would have us read Bythinia: but our author implicitly copied the novel before him. Dr. Grey, indeed, was apt to believe that Dorastus and Faunia might rather be borrowed from the play; but I have met with a copy of it, which was printed in 1588.Cervantes ridicules these geographical mistakes, when he makes the princess Micomicona land at Ossuna.-Corporal Trim's king of Bohemia " delighted in navigation, and had never a sea-port in his dominions;" and my Lord Herbert tells us, that De Luines, the prime minister of France, when he was embassador there, demanded, whether Bohemia was an inland country, or lay "upon the sea?"-There is a similar mistake in The Two Gentlemen of Verona, relative to that city and Milan. FARMER.

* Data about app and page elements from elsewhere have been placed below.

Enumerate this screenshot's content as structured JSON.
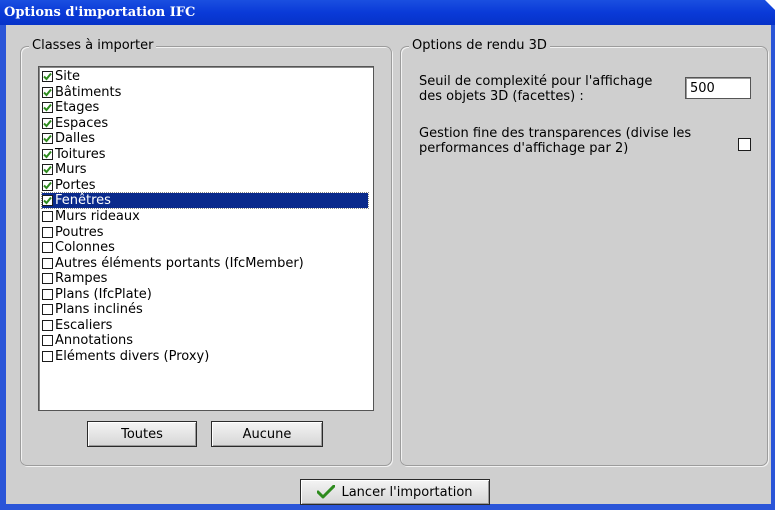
{
  "window": {
    "title": "Options d'importation IFC"
  },
  "classes": {
    "title": "Classes à importer",
    "items": [
      {
        "label": "Site",
        "checked": true
      },
      {
        "label": "Bâtiments",
        "checked": true
      },
      {
        "label": "Etages",
        "checked": true
      },
      {
        "label": "Espaces",
        "checked": true
      },
      {
        "label": "Dalles",
        "checked": true
      },
      {
        "label": "Toitures",
        "checked": true
      },
      {
        "label": "Murs",
        "checked": true
      },
      {
        "label": "Portes",
        "checked": true
      },
      {
        "label": "Fenêtres",
        "checked": true,
        "selected": true
      },
      {
        "label": "Murs rideaux",
        "checked": false
      },
      {
        "label": "Poutres",
        "checked": false
      },
      {
        "label": "Colonnes",
        "checked": false
      },
      {
        "label": "Autres éléments portants (IfcMember)",
        "checked": false
      },
      {
        "label": "Rampes",
        "checked": false
      },
      {
        "label": "Plans (IfcPlate)",
        "checked": false
      },
      {
        "label": "Plans inclinés",
        "checked": false
      },
      {
        "label": "Escaliers",
        "checked": false
      },
      {
        "label": "Annotations",
        "checked": false
      },
      {
        "label": "Eléments divers (Proxy)",
        "checked": false
      }
    ],
    "select_all_label": "Toutes",
    "select_none_label": "Aucune"
  },
  "render": {
    "title": "Options de rendu 3D",
    "threshold_label": "Seuil de complexité pour l'affichage des objets 3D (facettes) :",
    "threshold_value": "500",
    "transparency_label": "Gestion fine des transparences (divise les performances d'affichage par 2)",
    "transparency_checked": false
  },
  "footer": {
    "launch_label": "Lancer l'importation",
    "launch_icon": "checkmark-icon"
  },
  "colors": {
    "titlebar": "#0a3ad8",
    "selection": "#0a2a8c",
    "checkmark": "#2e8b1e",
    "dialog_bg": "#cfcfcf"
  }
}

The Winter's Tale may be ranked among the historic plays of Shakspeare, though not one of his numerous criticks and commentators have discovered the drift of it. It was certainly intended (in compliment to Queen Elizabeth,) as an indirect apology for her mother, Anne Boleyn. The address of the poet appears no where to more advantage. The subject was too delicate to be exhibited on the stage without a veil; and it was too recent, and touched the Queen too nearly, for the bard to have ventured so home an allusion on any other ground than compliment. The unreasonable jealousy of Leontes, and his violent conduct in consequence, form a true portrait of Henry the Eighth, who generally made the law the engine of his boisterous passions. Not only the general plan of the story is most applicable, but several passages are so marked, that they touch the real history: nearer than the fable. Hermione on her trial says:
66 'Tis a derivative from me to mine,
"And only that I stand for."
This seems to be taken from the very letter of Anne Boleyn to the King before her execution, where she pleads for the infant Princess his daughter. Mamillius, the young Prince, an unnecessary character, dies in his infancy; but it confirms the allusion, as Queen Anne, before Elizabeth, bore a still-born son. But the most striking passage, and which had nothing to do in the tragedy, but as it pictured Elizabeth, is, where Paulina, describing the new-born Princess, and her likeness to her father, says: "She has the very trick of his frown." There is one sentence indeed so applicable, both to Elizabeth and her father, that I should suspect the poet inserted it after her death. Paulina, speaking of the child, tells the King:
"And might we lay the old proverb to your charge,
The Winter's tale was therefore in reality a second part of Henry the Eighth. WALPOLE.
I confess I am very sceptical as to these supposed allusions by